Source material:
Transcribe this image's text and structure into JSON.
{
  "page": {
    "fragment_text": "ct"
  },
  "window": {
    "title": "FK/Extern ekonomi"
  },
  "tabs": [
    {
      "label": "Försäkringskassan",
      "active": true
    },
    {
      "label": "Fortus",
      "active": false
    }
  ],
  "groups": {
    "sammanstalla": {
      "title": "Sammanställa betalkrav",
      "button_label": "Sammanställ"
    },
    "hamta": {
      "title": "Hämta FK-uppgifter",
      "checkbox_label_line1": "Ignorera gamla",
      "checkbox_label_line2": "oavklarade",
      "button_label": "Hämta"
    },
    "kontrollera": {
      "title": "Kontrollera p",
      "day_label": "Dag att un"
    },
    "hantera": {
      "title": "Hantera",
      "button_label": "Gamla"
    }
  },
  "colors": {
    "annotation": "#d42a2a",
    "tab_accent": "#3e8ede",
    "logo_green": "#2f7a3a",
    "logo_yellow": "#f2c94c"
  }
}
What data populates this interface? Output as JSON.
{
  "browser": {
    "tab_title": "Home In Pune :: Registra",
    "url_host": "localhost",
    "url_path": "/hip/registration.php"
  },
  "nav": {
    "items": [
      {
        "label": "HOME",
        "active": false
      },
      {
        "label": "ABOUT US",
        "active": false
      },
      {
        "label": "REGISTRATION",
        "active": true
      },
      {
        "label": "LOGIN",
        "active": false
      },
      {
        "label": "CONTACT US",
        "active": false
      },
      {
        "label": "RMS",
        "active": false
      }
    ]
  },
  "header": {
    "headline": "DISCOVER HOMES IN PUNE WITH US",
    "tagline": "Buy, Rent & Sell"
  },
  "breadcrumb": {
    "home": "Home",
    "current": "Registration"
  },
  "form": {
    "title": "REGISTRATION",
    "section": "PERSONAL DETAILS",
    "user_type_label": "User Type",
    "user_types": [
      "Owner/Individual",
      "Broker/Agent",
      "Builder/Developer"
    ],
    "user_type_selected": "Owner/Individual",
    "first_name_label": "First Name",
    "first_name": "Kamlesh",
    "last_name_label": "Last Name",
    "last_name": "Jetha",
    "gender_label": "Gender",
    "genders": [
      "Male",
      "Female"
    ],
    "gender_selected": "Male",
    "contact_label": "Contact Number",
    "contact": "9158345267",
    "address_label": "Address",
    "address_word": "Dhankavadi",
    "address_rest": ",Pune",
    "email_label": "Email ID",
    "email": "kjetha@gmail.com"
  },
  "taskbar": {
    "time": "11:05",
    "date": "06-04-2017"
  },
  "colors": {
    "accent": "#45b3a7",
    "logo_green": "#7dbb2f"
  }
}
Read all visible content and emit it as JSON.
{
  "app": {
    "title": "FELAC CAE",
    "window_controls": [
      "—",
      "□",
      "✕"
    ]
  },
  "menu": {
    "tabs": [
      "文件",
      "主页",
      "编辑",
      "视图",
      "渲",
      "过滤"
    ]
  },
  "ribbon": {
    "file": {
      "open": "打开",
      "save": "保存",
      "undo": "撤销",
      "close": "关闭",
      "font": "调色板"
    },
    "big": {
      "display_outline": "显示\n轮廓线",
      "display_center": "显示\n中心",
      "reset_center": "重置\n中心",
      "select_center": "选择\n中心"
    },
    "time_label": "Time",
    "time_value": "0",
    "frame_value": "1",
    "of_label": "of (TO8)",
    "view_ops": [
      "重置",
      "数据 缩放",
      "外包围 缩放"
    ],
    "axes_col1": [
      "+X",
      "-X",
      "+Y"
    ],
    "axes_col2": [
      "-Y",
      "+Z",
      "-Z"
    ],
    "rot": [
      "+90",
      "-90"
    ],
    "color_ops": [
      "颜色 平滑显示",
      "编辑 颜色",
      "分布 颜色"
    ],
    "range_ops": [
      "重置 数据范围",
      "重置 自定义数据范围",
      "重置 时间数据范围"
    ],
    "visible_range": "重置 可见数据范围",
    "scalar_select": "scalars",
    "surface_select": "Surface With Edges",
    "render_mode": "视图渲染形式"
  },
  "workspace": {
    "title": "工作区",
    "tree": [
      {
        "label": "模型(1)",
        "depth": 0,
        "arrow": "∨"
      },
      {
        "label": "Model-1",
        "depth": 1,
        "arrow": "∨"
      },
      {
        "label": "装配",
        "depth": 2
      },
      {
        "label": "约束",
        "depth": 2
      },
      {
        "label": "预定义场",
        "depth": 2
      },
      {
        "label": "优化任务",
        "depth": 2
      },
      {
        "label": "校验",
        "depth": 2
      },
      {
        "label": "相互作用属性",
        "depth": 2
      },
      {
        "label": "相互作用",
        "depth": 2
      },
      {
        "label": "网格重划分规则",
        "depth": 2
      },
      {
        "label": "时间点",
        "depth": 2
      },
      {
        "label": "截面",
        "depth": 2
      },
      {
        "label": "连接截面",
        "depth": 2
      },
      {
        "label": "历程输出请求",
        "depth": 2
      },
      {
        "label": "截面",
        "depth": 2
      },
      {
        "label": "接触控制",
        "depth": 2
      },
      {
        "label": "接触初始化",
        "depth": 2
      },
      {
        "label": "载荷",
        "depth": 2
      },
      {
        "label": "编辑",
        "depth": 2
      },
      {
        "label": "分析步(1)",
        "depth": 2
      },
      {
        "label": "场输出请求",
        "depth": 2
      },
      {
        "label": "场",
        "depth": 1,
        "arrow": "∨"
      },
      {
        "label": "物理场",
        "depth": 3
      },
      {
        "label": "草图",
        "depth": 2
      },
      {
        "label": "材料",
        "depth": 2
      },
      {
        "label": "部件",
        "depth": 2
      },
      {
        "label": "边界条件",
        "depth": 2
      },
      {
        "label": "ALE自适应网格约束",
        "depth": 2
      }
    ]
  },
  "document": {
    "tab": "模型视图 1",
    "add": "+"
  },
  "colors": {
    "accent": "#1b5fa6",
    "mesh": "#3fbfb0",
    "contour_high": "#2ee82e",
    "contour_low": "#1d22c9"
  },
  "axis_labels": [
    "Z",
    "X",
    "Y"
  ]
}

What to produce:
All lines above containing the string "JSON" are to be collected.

Written answer:
Transcribe this image's text and structure into JSON.
What data populates this interface? Output as JSON.
Read all visible content and emit it as JSON.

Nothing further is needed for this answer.